- Financial adjustments. We’re really very fortunate: I’ve been gainfully employed, my long-term prospects are bright (as mentioned in my bio, I’m presently in the Executive MBA program at the University of Texas), and we’ve been conservative with our finances. We foresee no real financial struggle with Shirly staying at home full-time with our children and me being the sole breadwinner. However, I will be the first to admit that we (okay, I) eat out way too often. That will certainly have to change. There are other frills we may have to clamp down on as well.
- Schedule latitude. Honestly, right now I really have very little free time to speak of: my schedule consists of work, school, church and occasional sleep. I’m sure free time will become even more scarce with children. No more visiting friends or going someplace on a whim. We’ll have to make time for certain priorities (date night!).
- Childproofing the house. I actually hadn’t thought about this until just now, but this might be pretty time consuming. Frankly, certain elements of our furniture are not terribly kid-friendly. We don’t have covers on our electrical outlets. We have breakables that a toddler could easily tip over when they start learning to walk. We’ll have to get gates for our staircase. And I suspect there will be at least a few potential hazards we hadn’t considered.
- Media choices. Actually, this isn’t what you might think. We don’t really watch a lot of TV – in fact, we don’t even get anything beyond terrestrial TV (no cable or satellite). We follow the counsel of the Church, so I think our movie collection, such as it is, doesn’t really need pruning. What we don’t have, aside from a fairly extensive Pixar collection, is kid-friendly movies. Because you know what? While I’m a huge Pixar fan, I never cared for Cars. And frankly, I didn’t have much use for Frozen, either. However, I imagine that plenty of such movies will be acquired in fairly short order.
This is just a very short list of adjustments that await us when we have children. I’m sure somebody will drop a comment in the thread about something I totally failed to consider. The bottom line is that parenthood entails sacrifice.
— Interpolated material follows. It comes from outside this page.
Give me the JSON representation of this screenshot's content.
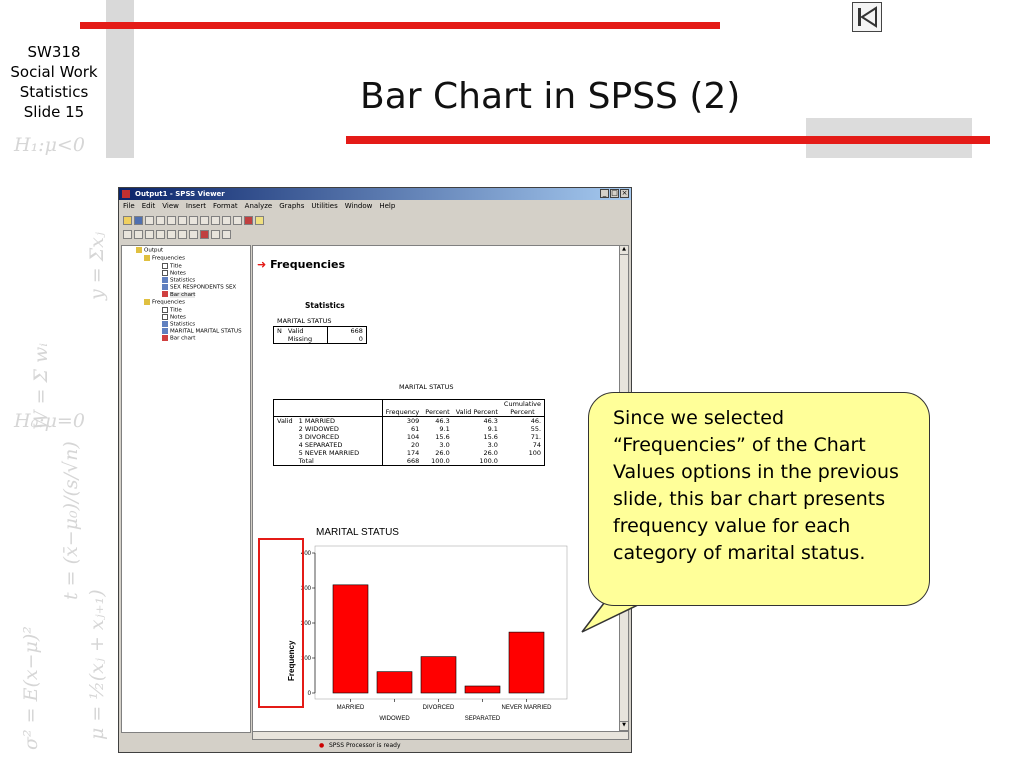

Bring it on. It’s a sacrifice that I am quite happy to make. Because sacrifice brings forth blessings, and we are so very desirous to experience the blessings of parenthood.